G20 urged to push equal pay agenda
Women won't be paid as much as men for another 75 years according to a report released by Oxfam International, which urges G20 leaders to tackle gender inequality when they meet in Australia later this year.
The G20 and gender equality – How the G20 can advance women's rights in employment, social protection and fiscal policies report shows how the G20's growth ambitions cannot be realised without policies addressing systemic discrimination and economic exclusion of women across G20 countries.
The report, co-published with the Heinrich Boll Foundation, is being released as the Business 20 (B20) – one of the satellite conferences in the lead-up to the G20 Leaders Summit in Brisbane in November - meets in Sydney this week.
Oxfam International executive director Winnie Byanyima said that across G20 countries and beyond, women were paid less than men, did most of the unpaid labour, were over-represented in part-time work and were discriminated against in the household, markets and institutions.
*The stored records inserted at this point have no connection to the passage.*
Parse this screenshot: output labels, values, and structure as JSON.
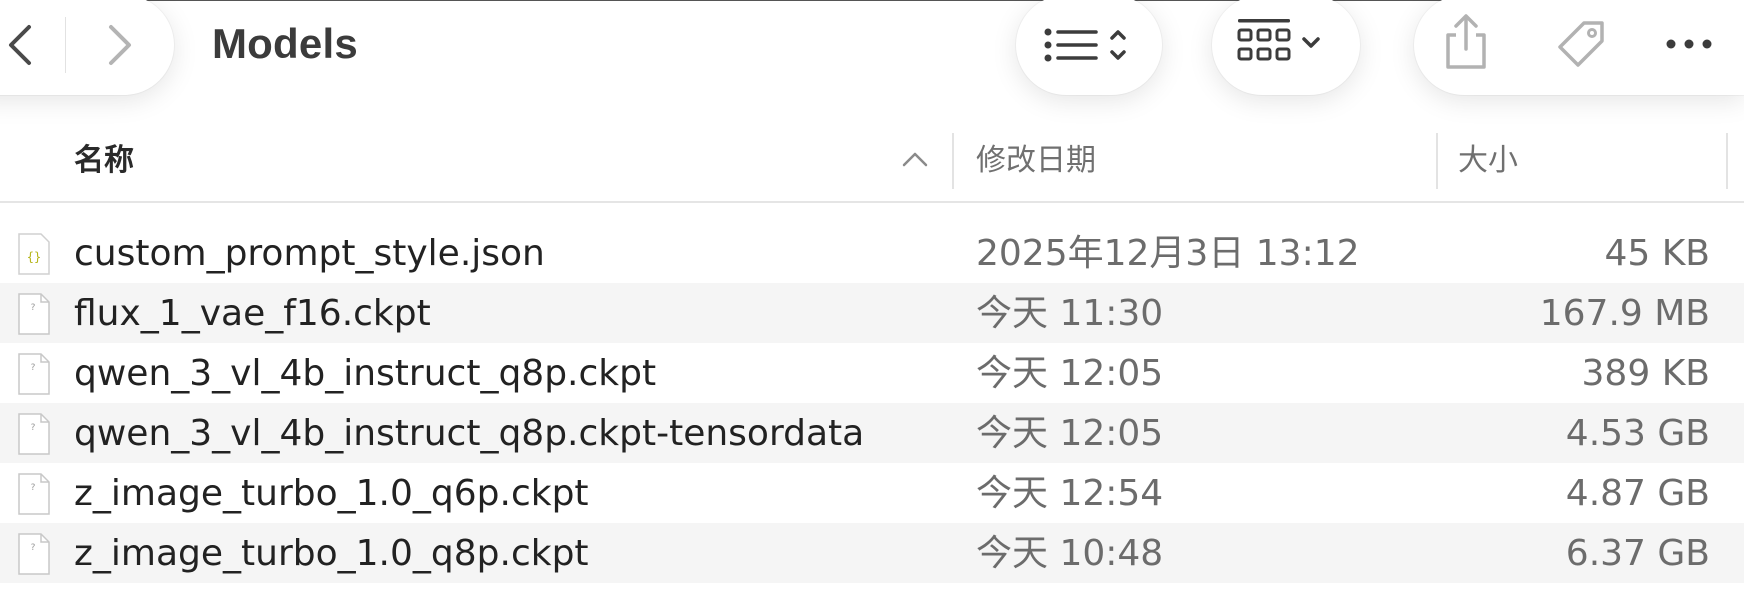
{
  "window": {
    "title": "Models"
  },
  "toolbar": {
    "back_icon": "chevron-left-icon",
    "forward_icon": "chevron-right-icon",
    "view_list_icon": "list-view-icon",
    "view_grid_icon": "icon-grid-view-icon",
    "share_icon": "share-icon",
    "tag_icon": "tag-icon",
    "more_icon": "ellipsis-icon"
  },
  "columns": {
    "name": "名称",
    "date": "修改日期",
    "size": "大小",
    "sort_icon": "chevron-up-icon"
  },
  "files": [
    {
      "name": "custom_prompt_style.json",
      "date": "2025年12月3日 13:12",
      "size": "45 KB",
      "type": "json"
    },
    {
      "name": "flux_1_vae_f16.ckpt",
      "date": "今天 11:30",
      "size": "167.9 MB",
      "type": "generic"
    },
    {
      "name": "qwen_3_vl_4b_instruct_q8p.ckpt",
      "date": "今天 12:05",
      "size": "389 KB",
      "type": "generic"
    },
    {
      "name": "qwen_3_vl_4b_instruct_q8p.ckpt-tensordata",
      "date": "今天 12:05",
      "size": "4.53 GB",
      "type": "generic"
    },
    {
      "name": "z_image_turbo_1.0_q6p.ckpt",
      "date": "今天 12:54",
      "size": "4.87 GB",
      "type": "generic"
    },
    {
      "name": "z_image_turbo_1.0_q8p.ckpt",
      "date": "今天 10:48",
      "size": "6.37 GB",
      "type": "generic"
    }
  ],
  "colors": {
    "row_alt": "#f5f5f5",
    "text_primary": "#222222",
    "text_secondary": "#6c6c6c",
    "json_icon_accent": "#b5b51a"
  }
}
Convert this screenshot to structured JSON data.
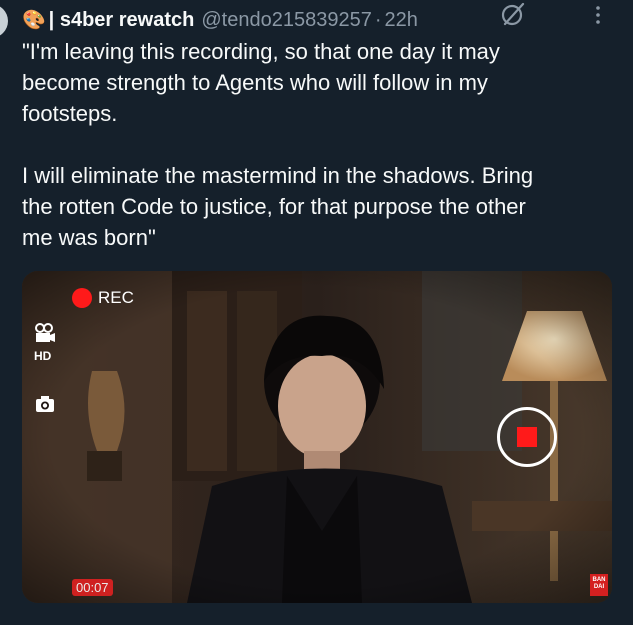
{
  "header": {
    "emoji": "🎨",
    "separator": "|",
    "display_name": "s4ber rewatch",
    "handle": "@tendo215839257",
    "dot": "·",
    "time": "22h"
  },
  "icons": {
    "grok": "grok-icon",
    "more": "more-icon",
    "video_camera": "video-camera-icon",
    "photo_camera": "photo-camera-icon"
  },
  "tweet": {
    "lines_1": [
      "\"I'm leaving this recording, so that one day it may",
      "become strength to Agents who will follow in my",
      "footsteps."
    ],
    "lines_2": [
      "I will eliminate the mastermind in the shadows. Bring",
      "the rotten Code to justice, for that purpose the other",
      "me was born\""
    ]
  },
  "media": {
    "rec_label": "REC",
    "hd_label": "HD",
    "timer": "00:07",
    "brand": "BAN DAI"
  },
  "colors": {
    "background": "#15202b",
    "text": "#f7f9f9",
    "muted": "#8b98a5",
    "rec_red": "#ff1a1a"
  }
}
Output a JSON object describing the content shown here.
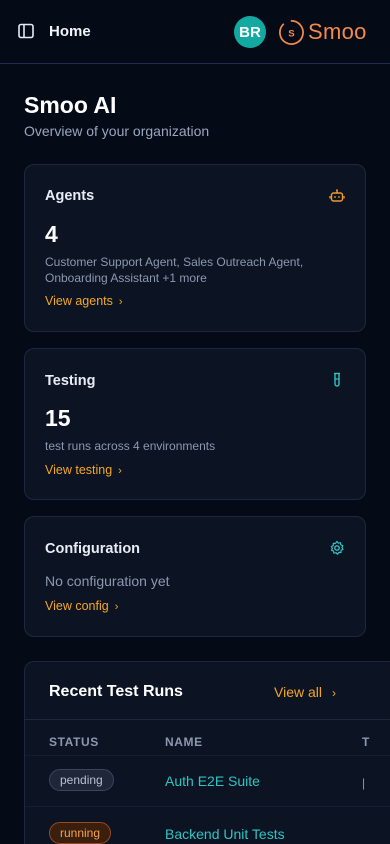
{
  "header": {
    "title": "Home",
    "avatar_initials": "BR",
    "brand_name": "Smoo",
    "brand_mark_letter": "S",
    "brand_color": "#f4894a"
  },
  "org": {
    "name": "Smoo AI",
    "subtitle": "Overview of your organization"
  },
  "cards": {
    "agents": {
      "title": "Agents",
      "icon": "robot-icon",
      "value": "4",
      "description": "Customer Support Agent, Sales Outreach Agent, Onboarding Assistant +1 more",
      "link": "View agents"
    },
    "testing": {
      "title": "Testing",
      "icon": "test-tube-icon",
      "value": "15",
      "description": "test runs across 4 environments",
      "link": "View testing"
    },
    "configuration": {
      "title": "Configuration",
      "icon": "gear-icon",
      "empty_text": "No configuration yet",
      "link": "View config"
    }
  },
  "recent_runs": {
    "title": "Recent Test Runs",
    "view_all": "View all",
    "columns": [
      "STATUS",
      "NAME",
      "T"
    ],
    "rows": [
      {
        "status": "pending",
        "name": "Auth E2E Suite"
      },
      {
        "status": "running",
        "name": "Backend Unit Tests"
      }
    ]
  },
  "colors": {
    "accent_orange": "#f5a623",
    "accent_teal": "#2ec4c0",
    "avatar_bg": "#13a8a0",
    "page_bg": "#050a17",
    "card_bg": "#0c1424"
  }
}
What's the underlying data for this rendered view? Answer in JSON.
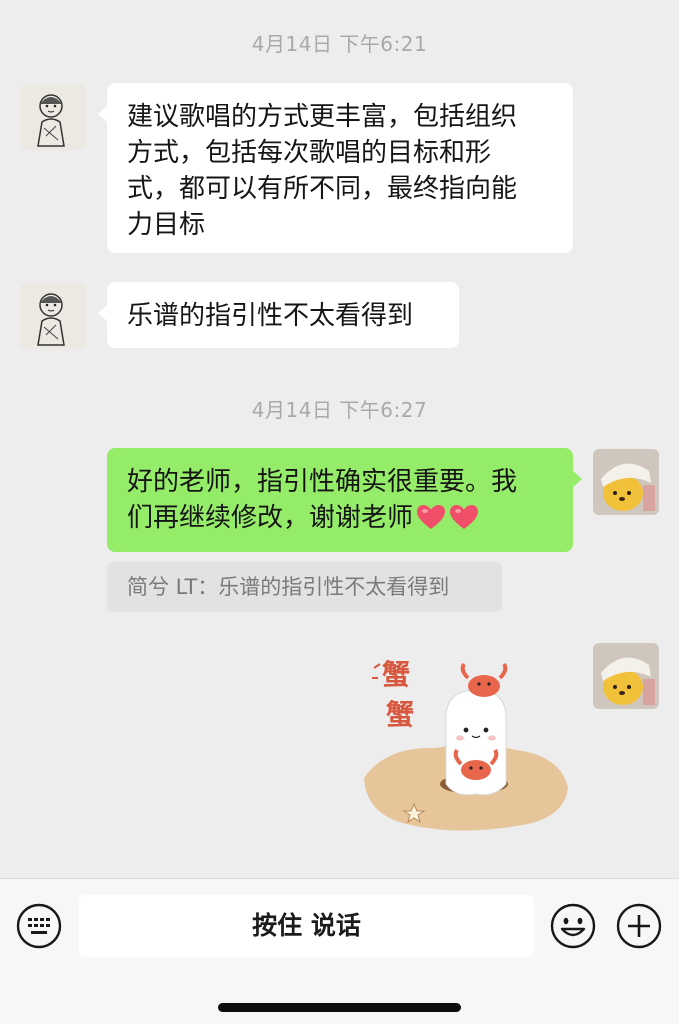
{
  "messages": {
    "time1": "4月14日 下午6:21",
    "msg1": "建议歌唱的方式更丰富，包括组织方式，包括每次歌唱的目标和形式，都可以有所不同，最终指向能力目标",
    "msg1_lines": [
      "建议歌唱的方式更丰富，包括组织",
      "方式，包括每次歌唱的目标和形",
      "式，都可以有所不同，最终指向能",
      "力目标"
    ],
    "msg2": "乐谱的指引性不太看得到",
    "time2": "4月14日 下午6:27",
    "msg3_lines": [
      "好的老师，指引性确实很重要。我",
      "们再继续修改，谢谢老师"
    ],
    "quote": "简兮 LT：乐谱的指引性不太看得到",
    "sticker_text": "蟹蟹",
    "sticker_icon": "crab-sticker"
  },
  "input_bar": {
    "talk_label": "按住 说话",
    "keyboard_icon": "keyboard-icon",
    "emoji_icon": "smiley-icon",
    "plus_icon": "plus-icon"
  },
  "colors": {
    "background": "#ededed",
    "bubble_green": "#95ec69",
    "bubble_white": "#ffffff",
    "heart": "#f04f6a"
  }
}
“This gap between women and men reflects a fundamental and entrenched form of inequality afflicting G20 countries, despite the gains that have undoubtedly been made in some areas,” Byanyima said.
Depending on the country context, an extra 20%-60% would be added to the GDP of individual G20 countries if the hidden contribution of unpaid work – such as caring for children or carrying out housework – was recognised and valued.
Byanyima commented: “Meanwhile, if women's paid employment rates were the same as men's, the USA's GDP would increase by 9%, the Eurozone's by 13% and Japan's by 16%.”